### EXERCISE BRIEF:
Make an exact copy of all the records, one that contains none of the pictures.
--- EXERCISE DATA Enclosed Below ---
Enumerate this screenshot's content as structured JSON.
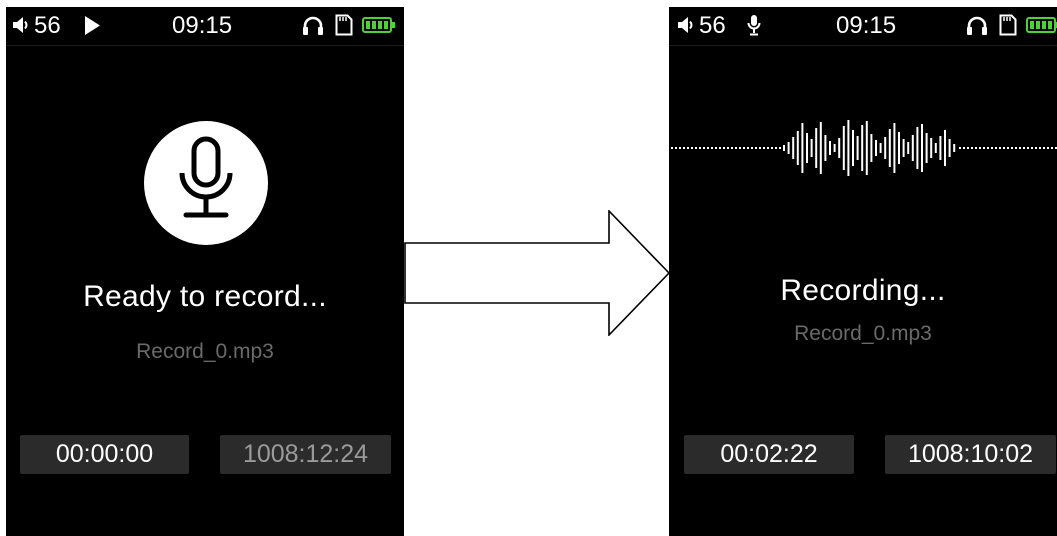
{
  "left_screen": {
    "status": {
      "volume": "56",
      "playback_icon": "play-icon",
      "time": "09:15"
    },
    "title": "Ready to record...",
    "filename": "Record_0.mp3",
    "elapsed": "00:00:00",
    "remaining": "1008:12:24"
  },
  "right_screen": {
    "status": {
      "volume": "56",
      "mode_icon": "microphone-icon",
      "time": "09:15"
    },
    "title": "Recording...",
    "filename": "Record_0.mp3",
    "elapsed": "00:02:22",
    "remaining": "1008:10:02"
  },
  "colors": {
    "screen_bg": "#000000",
    "text": "#ffffff",
    "muted_text": "#6a6a6a",
    "box_bg": "#2b2b2b",
    "battery": "#4cd137"
  }
}
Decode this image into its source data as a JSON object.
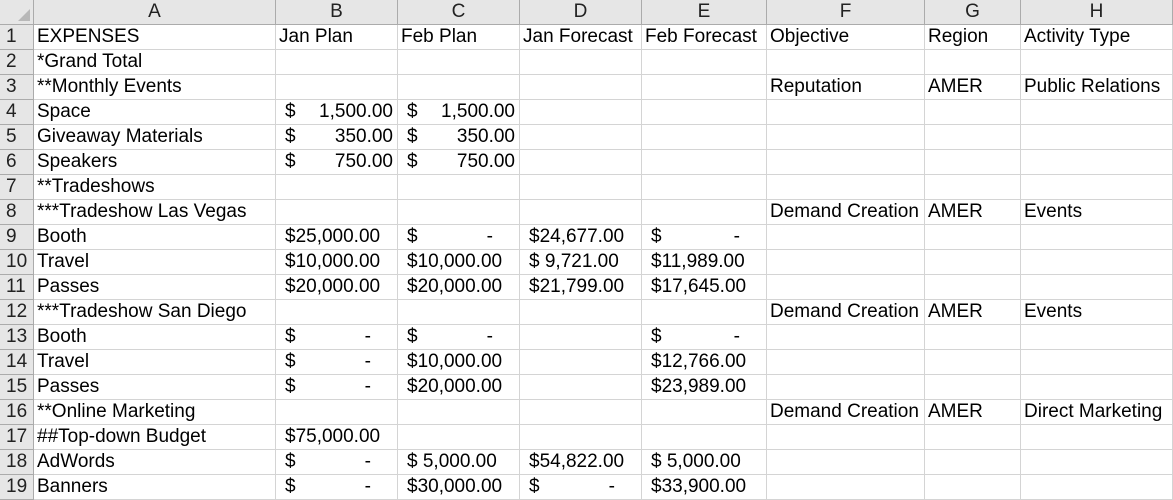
{
  "columns": [
    "A",
    "B",
    "C",
    "D",
    "E",
    "F",
    "G",
    "H"
  ],
  "rows": [
    {
      "num": "1",
      "cells": [
        "EXPENSES",
        "Jan Plan",
        "Feb Plan",
        "Jan Forecast",
        "Feb Forecast",
        "Objective",
        "Region",
        "Activity Type"
      ]
    },
    {
      "num": "2",
      "cells": [
        "*Grand Total",
        "",
        "",
        "",
        "",
        "",
        "",
        ""
      ]
    },
    {
      "num": "3",
      "cells": [
        "**Monthly Events",
        "",
        "",
        "",
        "",
        "Reputation",
        "AMER",
        "Public Relations"
      ]
    },
    {
      "num": "4",
      "cells": [
        "Space",
        "$|1,500.00",
        "$|1,500.00",
        "",
        "",
        "",
        "",
        ""
      ]
    },
    {
      "num": "5",
      "cells": [
        "Giveaway Materials",
        "$|350.00",
        "$|350.00",
        "",
        "",
        "",
        "",
        ""
      ]
    },
    {
      "num": "6",
      "cells": [
        "Speakers",
        "$|750.00",
        "$|750.00",
        "",
        "",
        "",
        "",
        ""
      ]
    },
    {
      "num": "7",
      "cells": [
        "**Tradeshows",
        "",
        "",
        "",
        "",
        "",
        "",
        ""
      ]
    },
    {
      "num": "8",
      "cells": [
        "***Tradeshow Las Vegas",
        "",
        "",
        "",
        "",
        "Demand Creation",
        "AMER",
        "Events"
      ]
    },
    {
      "num": "9",
      "cells": [
        "Booth",
        "$25,000.00",
        "$|-",
        "$24,677.00",
        "$|-",
        "",
        "",
        ""
      ]
    },
    {
      "num": "10",
      "cells": [
        "Travel",
        "$10,000.00",
        "$10,000.00",
        "$ 9,721.00",
        "$11,989.00",
        "",
        "",
        ""
      ]
    },
    {
      "num": "11",
      "cells": [
        "Passes",
        "$20,000.00",
        "$20,000.00",
        "$21,799.00",
        "$17,645.00",
        "",
        "",
        ""
      ]
    },
    {
      "num": "12",
      "cells": [
        "***Tradeshow San Diego",
        "",
        "",
        "",
        "",
        "Demand Creation",
        "AMER",
        "Events"
      ]
    },
    {
      "num": "13",
      "cells": [
        "Booth",
        "$|-",
        "$|-",
        "",
        "$|-",
        "",
        "",
        ""
      ]
    },
    {
      "num": "14",
      "cells": [
        "Travel",
        "$|-",
        "$10,000.00",
        "",
        "$12,766.00",
        "",
        "",
        ""
      ]
    },
    {
      "num": "15",
      "cells": [
        "Passes",
        "$|-",
        "$20,000.00",
        "",
        "$23,989.00",
        "",
        "",
        ""
      ]
    },
    {
      "num": "16",
      "cells": [
        "**Online Marketing",
        "",
        "",
        "",
        "",
        "Demand Creation",
        "AMER",
        "Direct Marketing"
      ]
    },
    {
      "num": "17",
      "cells": [
        "##Top-down Budget",
        "$75,000.00",
        "",
        "",
        "",
        "",
        "",
        ""
      ]
    },
    {
      "num": "18",
      "cells": [
        "AdWords",
        "$|-",
        "$ 5,000.00",
        "$54,822.00",
        "$ 5,000.00",
        "",
        "",
        ""
      ]
    },
    {
      "num": "19",
      "cells": [
        "Banners",
        "$|-",
        "$30,000.00",
        "$|-",
        "$33,900.00",
        "",
        "",
        ""
      ]
    }
  ]
}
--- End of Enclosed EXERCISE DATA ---
### ANSWER FOR THIS EXERCISE:
Enumerate this screenshot's content as structured JSON.
{
  "left_screen": {
    "status": {
      "volume": "56",
      "playback_icon": "play-icon",
      "time": "09:15"
    },
    "title": "Ready to record...",
    "filename": "Record_0.mp3",
    "elapsed": "00:00:00",
    "remaining": "1008:12:24"
  },
  "right_screen": {
    "status": {
      "volume": "56",
      "mode_icon": "microphone-icon",
      "time": "09:15"
    },
    "title": "Recording...",
    "filename": "Record_0.mp3",
    "elapsed": "00:02:22",
    "remaining": "1008:10:02"
  },
  "colors": {
    "screen_bg": "#000000",
    "text": "#ffffff",
    "muted_text": "#6a6a6a",
    "box_bg": "#2b2b2b",
    "battery": "#4cd137"
  }
}
Decode this image into its source data as a JSON object.
{
  "columns": [
    "A",
    "B",
    "C",
    "D",
    "E",
    "F",
    "G",
    "H"
  ],
  "rows": [
    {
      "num": "1",
      "cells": [
        "EXPENSES",
        "Jan Plan",
        "Feb Plan",
        "Jan Forecast",
        "Feb Forecast",
        "Objective",
        "Region",
        "Activity Type"
      ]
    },
    {
      "num": "2",
      "cells": [
        "*Grand Total",
        "",
        "",
        "",
        "",
        "",
        "",
        ""
      ]
    },
    {
      "num": "3",
      "cells": [
        "**Monthly Events",
        "",
        "",
        "",
        "",
        "Reputation",
        "AMER",
        "Public Relations"
      ]
    },
    {
      "num": "4",
      "cells": [
        "Space",
        "$|1,500.00",
        "$|1,500.00",
        "",
        "",
        "",
        "",
        ""
      ]
    },
    {
      "num": "5",
      "cells": [
        "Giveaway Materials",
        "$|350.00",
        "$|350.00",
        "",
        "",
        "",
        "",
        ""
      ]
    },
    {
      "num": "6",
      "cells": [
        "Speakers",
        "$|750.00",
        "$|750.00",
        "",
        "",
        "",
        "",
        ""
      ]
    },
    {
      "num": "7",
      "cells": [
        "**Tradeshows",
        "",
        "",
        "",
        "",
        "",
        "",
        ""
      ]
    },
    {
      "num": "8",
      "cells": [
        "***Tradeshow Las Vegas",
        "",
        "",
        "",
        "",
        "Demand Creation",
        "AMER",
        "Events"
      ]
    },
    {
      "num": "9",
      "cells": [
        "Booth",
        "$25,000.00",
        "$|-",
        "$24,677.00",
        "$|-",
        "",
        "",
        ""
      ]
    },
    {
      "num": "10",
      "cells": [
        "Travel",
        "$10,000.00",
        "$10,000.00",
        "$ 9,721.00",
        "$11,989.00",
        "",
        "",
        ""
      ]
    },
    {
      "num": "11",
      "cells": [
        "Passes",
        "$20,000.00",
        "$20,000.00",
        "$21,799.00",
        "$17,645.00",
        "",
        "",
        ""
      ]
    },
    {
      "num": "12",
      "cells": [
        "***Tradeshow San Diego",
        "",
        "",
        "",
        "",
        "Demand Creation",
        "AMER",
        "Events"
      ]
    },
    {
      "num": "13",
      "cells": [
        "Booth",
        "$|-",
        "$|-",
        "",
        "$|-",
        "",
        "",
        ""
      ]
    },
    {
      "num": "14",
      "cells": [
        "Travel",
        "$|-",
        "$10,000.00",
        "",
        "$12,766.00",
        "",
        "",
        ""
      ]
    },
    {
      "num": "15",
      "cells": [
        "Passes",
        "$|-",
        "$20,000.00",
        "",
        "$23,989.00",
        "",
        "",
        ""
      ]
    },
    {
      "num": "16",
      "cells": [
        "**Online Marketing",
        "",
        "",
        "",
        "",
        "Demand Creation",
        "AMER",
        "Direct Marketing"
      ]
    },
    {
      "num": "17",
      "cells": [
        "##Top-down Budget",
        "$75,000.00",
        "",
        "",
        "",
        "",
        "",
        ""
      ]
    },
    {
      "num": "18",
      "cells": [
        "AdWords",
        "$|-",
        "$ 5,000.00",
        "$54,822.00",
        "$ 5,000.00",
        "",
        "",
        ""
      ]
    },
    {
      "num": "19",
      "cells": [
        "Banners",
        "$|-",
        "$30,000.00",
        "$|-",
        "$33,900.00",
        "",
        "",
        ""
      ]
    }
  ]
}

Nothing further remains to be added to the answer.